Every record should be written out exactly, please.
::: Given data
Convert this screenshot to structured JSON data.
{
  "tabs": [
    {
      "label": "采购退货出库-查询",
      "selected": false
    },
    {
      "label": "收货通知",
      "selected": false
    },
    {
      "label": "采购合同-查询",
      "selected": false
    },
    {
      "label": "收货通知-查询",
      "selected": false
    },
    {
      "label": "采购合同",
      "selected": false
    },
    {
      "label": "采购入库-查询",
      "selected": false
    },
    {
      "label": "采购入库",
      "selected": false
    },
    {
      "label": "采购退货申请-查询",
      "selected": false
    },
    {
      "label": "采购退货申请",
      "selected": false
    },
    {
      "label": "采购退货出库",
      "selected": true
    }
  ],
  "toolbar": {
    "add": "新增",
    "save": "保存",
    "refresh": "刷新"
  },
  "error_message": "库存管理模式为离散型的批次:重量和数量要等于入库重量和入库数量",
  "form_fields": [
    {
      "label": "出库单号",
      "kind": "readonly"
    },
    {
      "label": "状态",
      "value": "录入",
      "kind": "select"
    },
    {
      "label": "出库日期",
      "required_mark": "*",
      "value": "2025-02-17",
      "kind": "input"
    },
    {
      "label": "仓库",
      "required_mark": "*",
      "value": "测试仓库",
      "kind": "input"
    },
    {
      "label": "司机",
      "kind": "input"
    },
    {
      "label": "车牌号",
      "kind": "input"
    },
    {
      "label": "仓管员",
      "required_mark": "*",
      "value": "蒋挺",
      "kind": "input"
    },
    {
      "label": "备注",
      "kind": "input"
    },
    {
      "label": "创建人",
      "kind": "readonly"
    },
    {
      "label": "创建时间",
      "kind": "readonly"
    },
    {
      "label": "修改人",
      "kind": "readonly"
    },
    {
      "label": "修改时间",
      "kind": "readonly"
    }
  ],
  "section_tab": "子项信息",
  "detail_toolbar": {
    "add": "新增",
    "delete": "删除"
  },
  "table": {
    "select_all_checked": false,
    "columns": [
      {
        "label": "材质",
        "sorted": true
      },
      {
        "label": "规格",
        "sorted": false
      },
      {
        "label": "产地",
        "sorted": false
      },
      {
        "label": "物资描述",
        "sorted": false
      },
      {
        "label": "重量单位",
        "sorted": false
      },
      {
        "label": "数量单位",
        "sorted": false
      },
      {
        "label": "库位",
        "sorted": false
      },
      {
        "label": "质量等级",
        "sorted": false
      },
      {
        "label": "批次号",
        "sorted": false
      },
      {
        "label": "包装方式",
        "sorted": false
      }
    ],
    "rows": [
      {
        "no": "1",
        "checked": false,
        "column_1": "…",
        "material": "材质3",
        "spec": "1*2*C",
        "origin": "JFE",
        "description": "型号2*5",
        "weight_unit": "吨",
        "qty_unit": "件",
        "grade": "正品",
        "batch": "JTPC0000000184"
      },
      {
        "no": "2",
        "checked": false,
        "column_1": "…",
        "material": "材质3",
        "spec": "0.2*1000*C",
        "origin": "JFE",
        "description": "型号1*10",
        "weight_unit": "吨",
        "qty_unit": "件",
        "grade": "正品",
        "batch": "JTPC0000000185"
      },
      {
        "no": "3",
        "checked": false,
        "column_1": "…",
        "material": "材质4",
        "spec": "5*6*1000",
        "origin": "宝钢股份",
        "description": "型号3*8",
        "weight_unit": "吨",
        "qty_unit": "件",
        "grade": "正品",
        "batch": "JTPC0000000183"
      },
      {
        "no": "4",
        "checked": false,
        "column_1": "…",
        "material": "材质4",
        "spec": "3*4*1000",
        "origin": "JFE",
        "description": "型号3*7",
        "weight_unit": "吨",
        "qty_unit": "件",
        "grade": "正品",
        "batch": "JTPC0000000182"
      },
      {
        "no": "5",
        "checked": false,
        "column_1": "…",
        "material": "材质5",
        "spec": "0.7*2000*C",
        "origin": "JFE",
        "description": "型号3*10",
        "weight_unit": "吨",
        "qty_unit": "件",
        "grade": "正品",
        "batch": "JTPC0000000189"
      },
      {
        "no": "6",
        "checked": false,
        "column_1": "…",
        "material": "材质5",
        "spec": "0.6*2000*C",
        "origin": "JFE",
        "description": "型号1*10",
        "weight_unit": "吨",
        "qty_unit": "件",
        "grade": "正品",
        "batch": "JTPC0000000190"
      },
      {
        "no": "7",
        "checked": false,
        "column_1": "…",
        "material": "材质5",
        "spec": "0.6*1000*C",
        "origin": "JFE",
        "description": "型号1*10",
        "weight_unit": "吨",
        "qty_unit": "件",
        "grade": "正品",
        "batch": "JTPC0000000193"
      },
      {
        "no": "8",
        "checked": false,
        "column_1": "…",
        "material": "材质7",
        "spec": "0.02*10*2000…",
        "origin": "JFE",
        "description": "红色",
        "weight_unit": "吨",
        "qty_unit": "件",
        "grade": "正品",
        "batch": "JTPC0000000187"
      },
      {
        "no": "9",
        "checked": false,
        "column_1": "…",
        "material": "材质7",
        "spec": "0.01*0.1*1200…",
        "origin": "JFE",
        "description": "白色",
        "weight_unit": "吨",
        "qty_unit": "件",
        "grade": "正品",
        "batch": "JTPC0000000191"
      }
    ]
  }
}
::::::
_Task result_:
Convert this screenshot to structured JSON data.
{
  "tabs": [
    {
      "label": "采购退货出库-查询",
      "selected": false
    },
    {
      "label": "收货通知",
      "selected": false
    },
    {
      "label": "采购合同-查询",
      "selected": false
    },
    {
      "label": "收货通知-查询",
      "selected": false
    },
    {
      "label": "采购合同",
      "selected": false
    },
    {
      "label": "采购入库-查询",
      "selected": false
    },
    {
      "label": "采购入库",
      "selected": false
    },
    {
      "label": "采购退货申请-查询",
      "selected": false
    },
    {
      "label": "采购退货申请",
      "selected": false
    },
    {
      "label": "采购退货出库",
      "selected": true
    }
  ],
  "toolbar": {
    "add": "新增",
    "save": "保存",
    "refresh": "刷新"
  },
  "error_message": "库存管理模式为离散型的批次:重量和数量要等于入库重量和入库数量",
  "form_fields": [
    {
      "label": "出库单号",
      "kind": "readonly"
    },
    {
      "label": "状态",
      "value": "录入",
      "kind": "select"
    },
    {
      "label": "出库日期",
      "required_mark": "*",
      "value": "2025-02-17",
      "kind": "input"
    },
    {
      "label": "仓库",
      "required_mark": "*",
      "value": "测试仓库",
      "kind": "input"
    },
    {
      "label": "司机",
      "kind": "input"
    },
    {
      "label": "车牌号",
      "kind": "input"
    },
    {
      "label": "仓管员",
      "required_mark": "*",
      "value": "蒋挺",
      "kind": "input"
    },
    {
      "label": "备注",
      "kind": "input"
    },
    {
      "label": "创建人",
      "kind": "readonly"
    },
    {
      "label": "创建时间",
      "kind": "readonly"
    },
    {
      "label": "修改人",
      "kind": "readonly"
    },
    {
      "label": "修改时间",
      "kind": "readonly"
    }
  ],
  "section_tab": "子项信息",
  "detail_toolbar": {
    "add": "新增",
    "delete": "删除"
  },
  "table": {
    "select_all_checked": false,
    "columns": [
      {
        "label": "材质",
        "sorted": true
      },
      {
        "label": "规格",
        "sorted": false
      },
      {
        "label": "产地",
        "sorted": false
      },
      {
        "label": "物资描述",
        "sorted": false
      },
      {
        "label": "重量单位",
        "sorted": false
      },
      {
        "label": "数量单位",
        "sorted": false
      },
      {
        "label": "库位",
        "sorted": false
      },
      {
        "label": "质量等级",
        "sorted": false
      },
      {
        "label": "批次号",
        "sorted": false
      },
      {
        "label": "包装方式",
        "sorted": false
      }
    ],
    "rows": [
      {
        "no": "1",
        "checked": false,
        "column_1": "…",
        "material": "材质3",
        "spec": "1*2*C",
        "origin": "JFE",
        "description": "型号2*5",
        "weight_unit": "吨",
        "qty_unit": "件",
        "grade": "正品",
        "batch": "JTPC0000000184"
      },
      {
        "no": "2",
        "checked": false,
        "column_1": "…",
        "material": "材质3",
        "spec": "0.2*1000*C",
        "origin": "JFE",
        "description": "型号1*10",
        "weight_unit": "吨",
        "qty_unit": "件",
        "grade": "正品",
        "batch": "JTPC0000000185"
      },
      {
        "no": "3",
        "checked": false,
        "column_1": "…",
        "material": "材质4",
        "spec": "5*6*1000",
        "origin": "宝钢股份",
        "description": "型号3*8",
        "weight_unit": "吨",
        "qty_unit": "件",
        "grade": "正品",
        "batch": "JTPC0000000183"
      },
      {
        "no": "4",
        "checked": false,
        "column_1": "…",
        "material": "材质4",
        "spec": "3*4*1000",
        "origin": "JFE",
        "description": "型号3*7",
        "weight_unit": "吨",
        "qty_unit": "件",
        "grade": "正品",
        "batch": "JTPC0000000182"
      },
      {
        "no": "5",
        "checked": false,
        "column_1": "…",
        "material": "材质5",
        "spec": "0.7*2000*C",
        "origin": "JFE",
        "description": "型号3*10",
        "weight_unit": "吨",
        "qty_unit": "件",
        "grade": "正品",
        "batch": "JTPC0000000189"
      },
      {
        "no": "6",
        "checked": false,
        "column_1": "…",
        "material": "材质5",
        "spec": "0.6*2000*C",
        "origin": "JFE",
        "description": "型号1*10",
        "weight_unit": "吨",
        "qty_unit": "件",
        "grade": "正品",
        "batch": "JTPC0000000190"
      },
      {
        "no": "7",
        "checked": false,
        "column_1": "…",
        "material": "材质5",
        "spec": "0.6*1000*C",
        "origin": "JFE",
        "description": "型号1*10",
        "weight_unit": "吨",
        "qty_unit": "件",
        "grade": "正品",
        "batch": "JTPC0000000193"
      },
      {
        "no": "8",
        "checked": false,
        "column_1": "…",
        "material": "材质7",
        "spec": "0.02*10*2000…",
        "origin": "JFE",
        "description": "红色",
        "weight_unit": "吨",
        "qty_unit": "件",
        "grade": "正品",
        "batch": "JTPC0000000187"
      },
      {
        "no": "9",
        "checked": false,
        "column_1": "…",
        "material": "材质7",
        "spec": "0.01*0.1*1200…",
        "origin": "JFE",
        "description": "白色",
        "weight_unit": "吨",
        "qty_unit": "件",
        "grade": "正品",
        "batch": "JTPC0000000191"
      }
    ]
  }
}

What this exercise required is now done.